So, given the state of the devastation there, my first reaction was to want to curse Pat Robertson…to scream at him…to rant through this blog at his total ineptitude and the shame of his words.
Then, I read this Facebook post from my friend and colleague, Rev. David Weber, who has helped to “center me” once again:
“My prayer is that Pat Robertson gets to experience genuine grace before he dies. Whatever foulness infected him early and has grown unabated must be a terrible and difficult burden. Do not envy him, do not try to follow his teachings. I actually feel some compassion for him, while hoping his “ministry” will fail so that others would not be stained by his anger.”
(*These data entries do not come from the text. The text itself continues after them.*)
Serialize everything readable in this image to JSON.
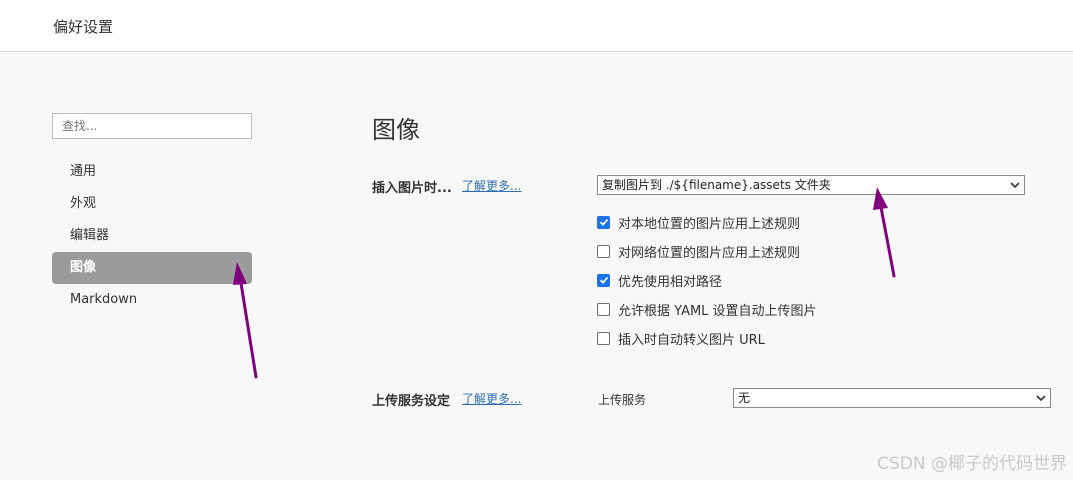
{
  "window": {
    "title": "偏好设置"
  },
  "sidebar": {
    "search_placeholder": "查找...",
    "items": [
      {
        "label": "通用",
        "active": false
      },
      {
        "label": "外观",
        "active": false
      },
      {
        "label": "编辑器",
        "active": false
      },
      {
        "label": "图像",
        "active": true
      },
      {
        "label": "Markdown",
        "active": false
      }
    ]
  },
  "main": {
    "title": "图像",
    "insert": {
      "label": "插入图片时...",
      "learn_more": "了解更多...",
      "select_value": "复制图片到 ./${filename}.assets 文件夹",
      "options": [
        {
          "label": "对本地位置的图片应用上述规则",
          "checked": true
        },
        {
          "label": "对网络位置的图片应用上述规则",
          "checked": false
        },
        {
          "label": "优先使用相对路径",
          "checked": true
        },
        {
          "label": "允许根据 YAML 设置自动上传图片",
          "checked": false
        },
        {
          "label": "插入时自动转义图片 URL",
          "checked": false
        }
      ]
    },
    "upload": {
      "label": "上传服务设定",
      "learn_more": "了解更多...",
      "service_label": "上传服务",
      "service_value": "无"
    }
  },
  "annotations": {
    "arrow_color": "#800080"
  },
  "colors": {
    "checkbox_checked": "#1a73e8",
    "nav_active_bg": "#9b9b9b",
    "link": "#2e6fb3"
  },
  "watermark": "CSDN @椰子的代码世界"
}
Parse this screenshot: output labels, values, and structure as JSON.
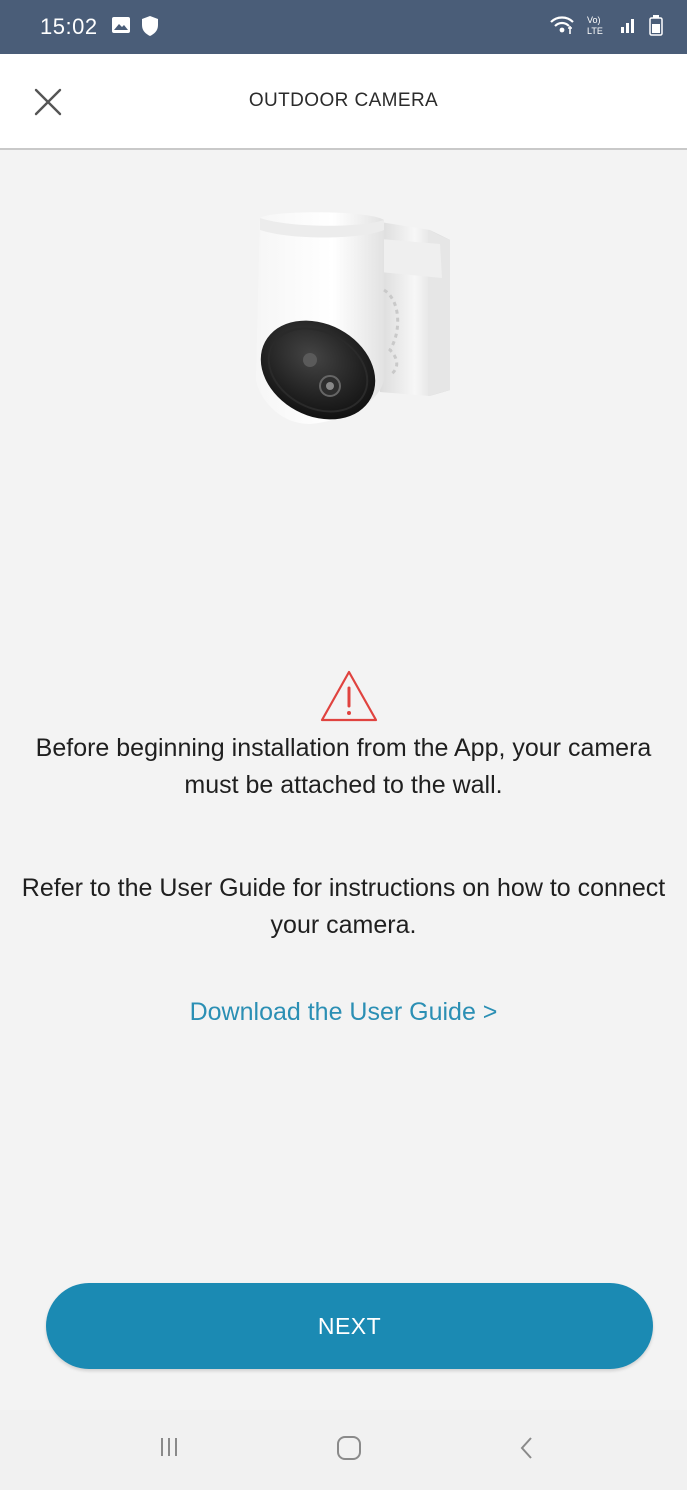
{
  "status_bar": {
    "time": "15:02",
    "left_icons": [
      "gallery-icon",
      "shield-icon"
    ],
    "right_icons": [
      "wifi-icon",
      "volte-icon",
      "signal-icon",
      "battery-icon"
    ],
    "volte_text": "Vo)\nLTE",
    "color": "#4a5d78"
  },
  "header": {
    "title": "OUTDOOR CAMERA",
    "close_icon": "close-icon"
  },
  "content": {
    "product_image": "outdoor-camera-image",
    "warning_icon": "warning-triangle-icon",
    "warning_color": "#e0433f",
    "message_1": "Before beginning installation from the App, your camera must be attached to the wall.",
    "message_2": "Refer to the User Guide for instructions on how to connect your camera.",
    "link_text": "Download the User Guide >",
    "link_color": "#2b8fb4"
  },
  "footer": {
    "next_label": "NEXT",
    "button_color": "#1b8ab3"
  },
  "nav_bar": {
    "items": [
      "recent-apps-icon",
      "home-icon",
      "back-icon"
    ]
  }
}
David’s absolutely right. In a strange way, I too feel compassion for him. He is so *clearly* misguided, and his words are such a vast caricature of the values and teachings of Jesus, that I hope and pray nobody really takes him seriously.
Yes, I know he has ardent followers who do. But most people know in their guts…in their souls….just how wrong he is.
I will probably write much more about Haiti in the coming weeks. (And I may have video of a brief appearance I made on Channel 8 this morning…)
I am heartbroken for the country, personally, and the truth is that I’m *not* taking it all in…because if I did I would simply be a puddle of tears of the floor.
I can’t go there yet….except for a few moments here and there.
It will take years and years for Haiti to recover. This earthquake has affected rich and poor alike there. The rescue effort itself will be slow and halting, as even the rescuers will be dealing with their sense of loss and injury. I am sure (as they asked me off-air at Channel 8 this morning) that I some of my Haitian friends have died.
I just can’t take it all in yet.
But I will say much more.
Right now I will say this:
Pray for ALL the people of Haiti.
Pray for ALL the rescuers now on the way.
And two more prayers I have to ask of you:
Pray for my friends stuck there now.
And pray for the heart of Pat Robertson.
But, please, do not listen to him.
Note: to those of you stumbling on this blog via links from other sites….welcome!
I’ve done some other writing on Haiti you might like.
Here is my plea for gifts to UMCOR.
Here is my reflection on the three United Methodists who died in Haiti, including one on a mission team I used to help lead.
Finally, here is my sermon from yesterday (audio file) that tells some stories told to me by those who survived the earthquake with the HPUMC team. It includes some of the same stories in the previous blog.
(As always, if you like this post, then “like” this on Facebook by clicking the box below, so others can see too…)